App and web page records:
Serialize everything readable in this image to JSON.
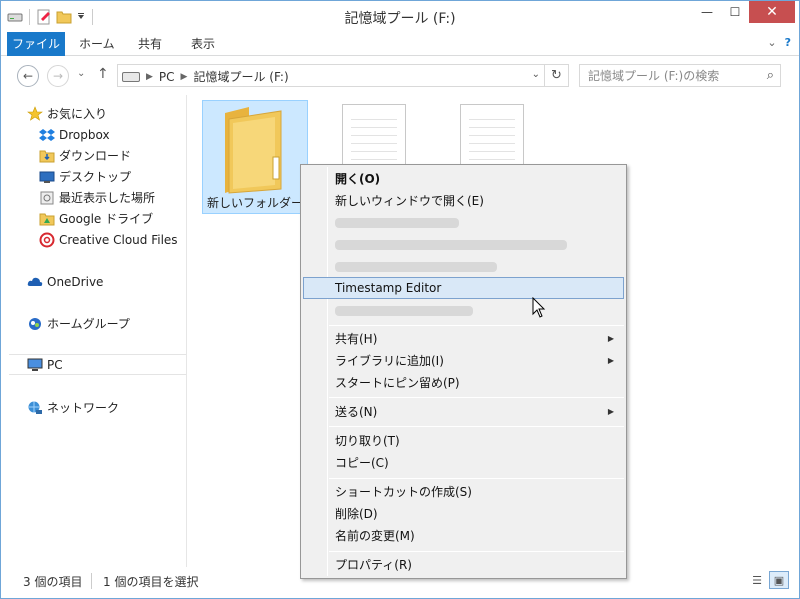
{
  "window": {
    "title": "記憶域プール (F:)",
    "minimize_glyph": "—",
    "maximize_glyph": "☐",
    "close_glyph": "✕"
  },
  "ribbon": {
    "tabs": [
      "ファイル",
      "ホーム",
      "共有",
      "表示"
    ],
    "expand_glyph": "⌄",
    "help_glyph": "?"
  },
  "address": {
    "back_glyph": "←",
    "forward_glyph": "→",
    "history_glyph": "⌄",
    "up_glyph": "↑",
    "separator": "▶",
    "crumbs": [
      "PC",
      "記憶域プール (F:)"
    ],
    "dropdown_glyph": "⌄",
    "refresh_glyph": "↻"
  },
  "search": {
    "placeholder": "記憶域プール (F:)の検索",
    "icon_glyph": "⌕"
  },
  "nav_pane": {
    "favorites": {
      "label": "お気に入り",
      "items": [
        "Dropbox",
        "ダウンロード",
        "デスクトップ",
        "最近表示した場所",
        "Google ドライブ",
        "Creative Cloud Files"
      ]
    },
    "onedrive": "OneDrive",
    "homegroup": "ホームグループ",
    "pc": "PC",
    "network": "ネットワーク"
  },
  "content": {
    "items": [
      {
        "name": "新しいフォルダー",
        "type": "folder",
        "selected": true
      },
      {
        "name": "",
        "type": "document",
        "selected": false
      },
      {
        "name": "",
        "type": "document",
        "selected": false
      }
    ]
  },
  "context_menu": {
    "items": [
      {
        "label": "開く(O)",
        "bold": true
      },
      {
        "label": "新しいウィンドウで開く(E)"
      },
      {
        "label": "Timestamp Editor",
        "hovered": true
      },
      {
        "label": "共有(H)",
        "submenu": true
      },
      {
        "label": "ライブラリに追加(I)",
        "submenu": true
      },
      {
        "label": "スタートにピン留め(P)"
      },
      {
        "label": "送る(N)",
        "submenu": true
      },
      {
        "label": "切り取り(T)"
      },
      {
        "label": "コピー(C)"
      },
      {
        "label": "ショートカットの作成(S)"
      },
      {
        "label": "削除(D)"
      },
      {
        "label": "名前の変更(M)"
      },
      {
        "label": "プロパティ(R)"
      }
    ],
    "submenu_glyph": "▶"
  },
  "status": {
    "item_count": "3 個の項目",
    "selected_count": "1 個の項目を選択",
    "details_view_glyph": "☰",
    "icons_view_glyph": "▣"
  },
  "colors": {
    "file_tab": "#1979ca",
    "close_button": "#c74f50",
    "selection": "#cce8ff",
    "menu_hover": "#d9e8f7",
    "folder": "#f1c85a"
  }
}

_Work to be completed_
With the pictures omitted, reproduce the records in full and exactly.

_Task output_
Serialize everything readable in this image to JSON.
{
  "window": {
    "title": "記憶域プール (F:)",
    "minimize_glyph": "—",
    "maximize_glyph": "☐",
    "close_glyph": "✕"
  },
  "ribbon": {
    "tabs": [
      "ファイル",
      "ホーム",
      "共有",
      "表示"
    ],
    "expand_glyph": "⌄",
    "help_glyph": "?"
  },
  "address": {
    "back_glyph": "←",
    "forward_glyph": "→",
    "history_glyph": "⌄",
    "up_glyph": "↑",
    "separator": "▶",
    "crumbs": [
      "PC",
      "記憶域プール (F:)"
    ],
    "dropdown_glyph": "⌄",
    "refresh_glyph": "↻"
  },
  "search": {
    "placeholder": "記憶域プール (F:)の検索",
    "icon_glyph": "⌕"
  },
  "nav_pane": {
    "favorites": {
      "label": "お気に入り",
      "items": [
        "Dropbox",
        "ダウンロード",
        "デスクトップ",
        "最近表示した場所",
        "Google ドライブ",
        "Creative Cloud Files"
      ]
    },
    "onedrive": "OneDrive",
    "homegroup": "ホームグループ",
    "pc": "PC",
    "network": "ネットワーク"
  },
  "content": {
    "items": [
      {
        "name": "新しいフォルダー",
        "type": "folder",
        "selected": true
      },
      {
        "name": "",
        "type": "document",
        "selected": false
      },
      {
        "name": "",
        "type": "document",
        "selected": false
      }
    ]
  },
  "context_menu": {
    "items": [
      {
        "label": "開く(O)",
        "bold": true
      },
      {
        "label": "新しいウィンドウで開く(E)"
      },
      {
        "label": "Timestamp Editor",
        "hovered": true
      },
      {
        "label": "共有(H)",
        "submenu": true
      },
      {
        "label": "ライブラリに追加(I)",
        "submenu": true
      },
      {
        "label": "スタートにピン留め(P)"
      },
      {
        "label": "送る(N)",
        "submenu": true
      },
      {
        "label": "切り取り(T)"
      },
      {
        "label": "コピー(C)"
      },
      {
        "label": "ショートカットの作成(S)"
      },
      {
        "label": "削除(D)"
      },
      {
        "label": "名前の変更(M)"
      },
      {
        "label": "プロパティ(R)"
      }
    ],
    "submenu_glyph": "▶"
  },
  "status": {
    "item_count": "3 個の項目",
    "selected_count": "1 個の項目を選択",
    "details_view_glyph": "☰",
    "icons_view_glyph": "▣"
  },
  "colors": {
    "file_tab": "#1979ca",
    "close_button": "#c74f50",
    "selection": "#cce8ff",
    "menu_hover": "#d9e8f7",
    "folder": "#f1c85a"
  }
}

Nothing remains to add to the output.